Already, 10K has made a name for itself around the country by selling its services to professional associations around the country. The group takes sales statistics and turns them into manageable reports.

InfoSparks is an evolution of that effort, but it's distinct because subscribers can request specific reports depending on the needs of clients. For example, when agents take listings, they can request a report with highly detailed charts and graphs showing home sales and demographic information for that area.

Agents already have access to the data, but many don't have the skills or the time to gather, package it and present it in an easy-to-understand format that will be useful to their clients.

"We use informational graphics to tell the story of real estate including information that affects real estate decisions," Allen said. "We can bring Realtors the ability to do it in just a couple clicks and present in a way that's intuitive to a consumer."

The group is still in the testing phase of its project and has plans to launch it early next year. Its success is important not only as a way to help agents, but also as a way to make money. Professional associations are always looking to augment non-dues revenue.

David Arbit, a market analyst for the Minneapolis Area Association of Realtors, said that InfoSparks also helps fill a gap in the real estate industry, which is heavy on data but light on analysis. The unit will make money on the project by charging buyers for the reports on a subscription or fee-per-report basis. Price will depend on the amount of data the Realtor is seeking. Arbit also said agents can brand the reports as a way to promote their business.

The project is the result of a simple mandate: Find a better way to do your job. Knowing that employees are already operating on overload, the group implemented a monthly innovation meeting where attendees are asked to contemplate their jobs and look for opportunities to improve or transform the work they do.

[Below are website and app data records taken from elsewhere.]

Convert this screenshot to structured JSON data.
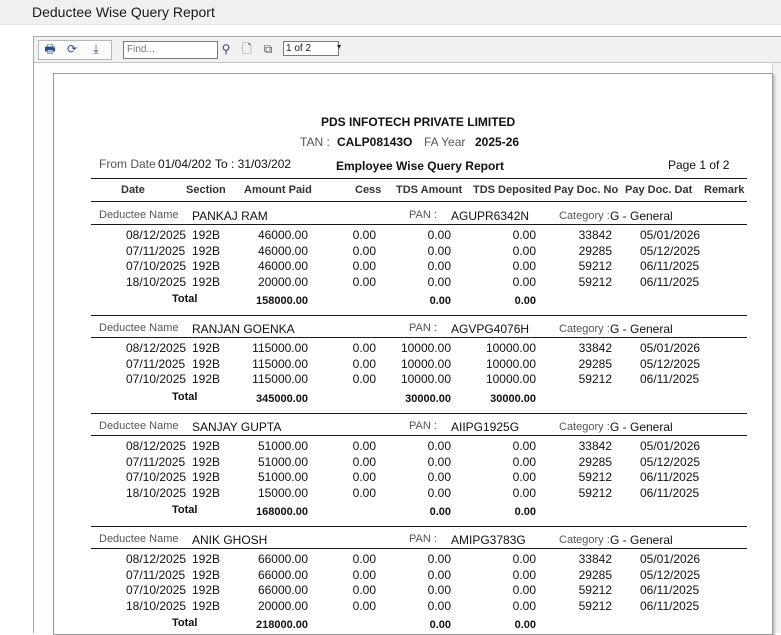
{
  "window": {
    "title": "Deductee Wise Query Report"
  },
  "toolbar": {
    "find_placeholder": "Find...",
    "page_indicator": "1 of 2",
    "page_dropdown_glyph": "▾"
  },
  "report": {
    "company": "PDS INFOTECH PRIVATE LIMITED",
    "tan_label": "TAN :",
    "tan_value": "CALP08143O",
    "fy_label": "FA Year",
    "fy_value": "2025-26",
    "from_label": "From Date",
    "from_value": "01/04/202",
    "to_label": "To : 31/03/202",
    "report_title": "Employee Wise Query Report",
    "page_label": "Page 1 of 2",
    "columns": [
      "Date",
      "Section",
      "Amount Paid",
      "Cess",
      "TDS Amount",
      "TDS Deposited",
      "Pay Doc. No",
      "Pay Doc. Dat",
      "Remark"
    ],
    "deductee_label": "Deductee Name",
    "pan_label": "PAN :",
    "category_label": "Category :",
    "total_label": "Total",
    "groups": [
      {
        "name": "PANKAJ RAM",
        "pan": "AGUPR6342N",
        "category": "G - General",
        "rows": [
          {
            "date": "08/12/2025",
            "section": "192B",
            "amount": "46000.00",
            "cess": "0.00",
            "tds": "0.00",
            "deposited": "0.00",
            "doc_no": "33842",
            "doc_date": "05/01/2026"
          },
          {
            "date": "07/11/2025",
            "section": "192B",
            "amount": "46000.00",
            "cess": "0.00",
            "tds": "0.00",
            "deposited": "0.00",
            "doc_no": "29285",
            "doc_date": "05/12/2025"
          },
          {
            "date": "07/10/2025",
            "section": "192B",
            "amount": "46000.00",
            "cess": "0.00",
            "tds": "0.00",
            "deposited": "0.00",
            "doc_no": "59212",
            "doc_date": "06/11/2025"
          },
          {
            "date": "18/10/2025",
            "section": "192B",
            "amount": "20000.00",
            "cess": "0.00",
            "tds": "0.00",
            "deposited": "0.00",
            "doc_no": "59212",
            "doc_date": "06/11/2025"
          }
        ],
        "total_amount": "158000.00",
        "total_tds": "0.00",
        "total_deposited": "0.00"
      },
      {
        "name": "RANJAN GOENKA",
        "pan": "AGVPG4076H",
        "category": "G - General",
        "rows": [
          {
            "date": "08/12/2025",
            "section": "192B",
            "amount": "115000.00",
            "cess": "0.00",
            "tds": "10000.00",
            "deposited": "10000.00",
            "doc_no": "33842",
            "doc_date": "05/01/2026"
          },
          {
            "date": "07/11/2025",
            "section": "192B",
            "amount": "115000.00",
            "cess": "0.00",
            "tds": "10000.00",
            "deposited": "10000.00",
            "doc_no": "29285",
            "doc_date": "05/12/2025"
          },
          {
            "date": "07/10/2025",
            "section": "192B",
            "amount": "115000.00",
            "cess": "0.00",
            "tds": "10000.00",
            "deposited": "10000.00",
            "doc_no": "59212",
            "doc_date": "06/11/2025"
          }
        ],
        "total_amount": "345000.00",
        "total_tds": "30000.00",
        "total_deposited": "30000.00"
      },
      {
        "name": "SANJAY GUPTA",
        "pan": "AIIPG1925G",
        "category": "G - General",
        "rows": [
          {
            "date": "08/12/2025",
            "section": "192B",
            "amount": "51000.00",
            "cess": "0.00",
            "tds": "0.00",
            "deposited": "0.00",
            "doc_no": "33842",
            "doc_date": "05/01/2026"
          },
          {
            "date": "07/11/2025",
            "section": "192B",
            "amount": "51000.00",
            "cess": "0.00",
            "tds": "0.00",
            "deposited": "0.00",
            "doc_no": "29285",
            "doc_date": "05/12/2025"
          },
          {
            "date": "07/10/2025",
            "section": "192B",
            "amount": "51000.00",
            "cess": "0.00",
            "tds": "0.00",
            "deposited": "0.00",
            "doc_no": "59212",
            "doc_date": "06/11/2025"
          },
          {
            "date": "18/10/2025",
            "section": "192B",
            "amount": "15000.00",
            "cess": "0.00",
            "tds": "0.00",
            "deposited": "0.00",
            "doc_no": "59212",
            "doc_date": "06/11/2025"
          }
        ],
        "total_amount": "168000.00",
        "total_tds": "0.00",
        "total_deposited": "0.00"
      },
      {
        "name": "ANIK GHOSH",
        "pan": "AMIPG3783G",
        "category": "G - General",
        "rows": [
          {
            "date": "08/12/2025",
            "section": "192B",
            "amount": "66000.00",
            "cess": "0.00",
            "tds": "0.00",
            "deposited": "0.00",
            "doc_no": "33842",
            "doc_date": "05/01/2026"
          },
          {
            "date": "07/11/2025",
            "section": "192B",
            "amount": "66000.00",
            "cess": "0.00",
            "tds": "0.00",
            "deposited": "0.00",
            "doc_no": "29285",
            "doc_date": "05/12/2025"
          },
          {
            "date": "07/10/2025",
            "section": "192B",
            "amount": "66000.00",
            "cess": "0.00",
            "tds": "0.00",
            "deposited": "0.00",
            "doc_no": "59212",
            "doc_date": "06/11/2025"
          },
          {
            "date": "18/10/2025",
            "section": "192B",
            "amount": "20000.00",
            "cess": "0.00",
            "tds": "0.00",
            "deposited": "0.00",
            "doc_no": "59212",
            "doc_date": "06/11/2025"
          }
        ],
        "total_amount": "218000.00",
        "total_tds": "0.00",
        "total_deposited": "0.00"
      }
    ]
  }
}
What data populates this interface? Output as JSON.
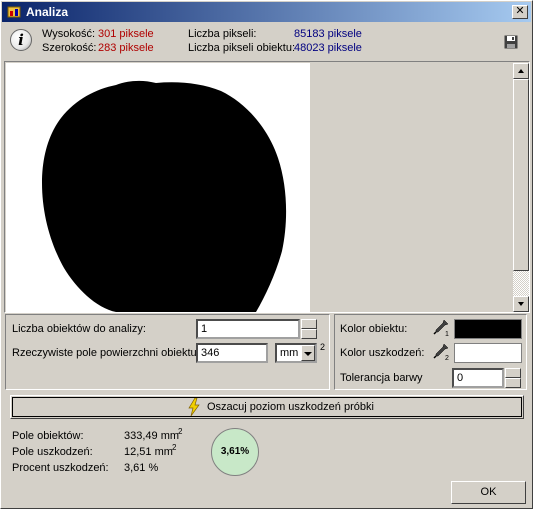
{
  "window": {
    "title": "Analiza"
  },
  "info": {
    "height_label": "Wysokość:",
    "height_value": "301 piksele",
    "width_label": "Szerokość:",
    "width_value": "283 piksele",
    "pixels_label": "Liczba pikseli:",
    "pixels_value": "85183 piksele",
    "object_pixels_label": "Liczba pikseli obiektu:",
    "object_pixels_value": "48023 piksele"
  },
  "settings": {
    "objects_count_label": "Liczba obiektów do analizy:",
    "objects_count_value": "1",
    "real_area_label": "Rzeczywiste pole powierzchni obiektu:",
    "real_area_value": "346",
    "unit_value": "mm",
    "unit_exponent": "2"
  },
  "colors": {
    "object_color_label": "Kolor obiektu:",
    "object_color_value": "#000000",
    "damage_color_label": "Kolor uszkodzeń:",
    "damage_color_value": "#ffffff",
    "tolerance_label": "Tolerancja barwy",
    "tolerance_value": "0",
    "dropper1_index": "1",
    "dropper2_index": "2"
  },
  "actions": {
    "estimate_label": "Oszacuj poziom uszkodzeń próbki",
    "ok_label": "OK"
  },
  "results": {
    "object_area_label": "Pole obiektów:",
    "object_area_value": "333,49 mm",
    "damage_area_label": "Pole uszkodzeń:",
    "damage_area_value": "12,51 mm",
    "exponent": "2",
    "damage_percent_label": "Procent uszkodzeń:",
    "damage_percent_value": "3,61 %",
    "circle_label": "3,61%"
  },
  "icons": {
    "info": "info-icon",
    "save": "save-icon",
    "close": "close-icon",
    "dropper": "eyedropper-icon",
    "bolt": "lightning-icon"
  }
}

"Every member is tasked with improving the process; it has to be a priority," Allen said. "With the amount of business we've brought on, it got easy to ignore innovation."

Jim Buchta • 612-673-7376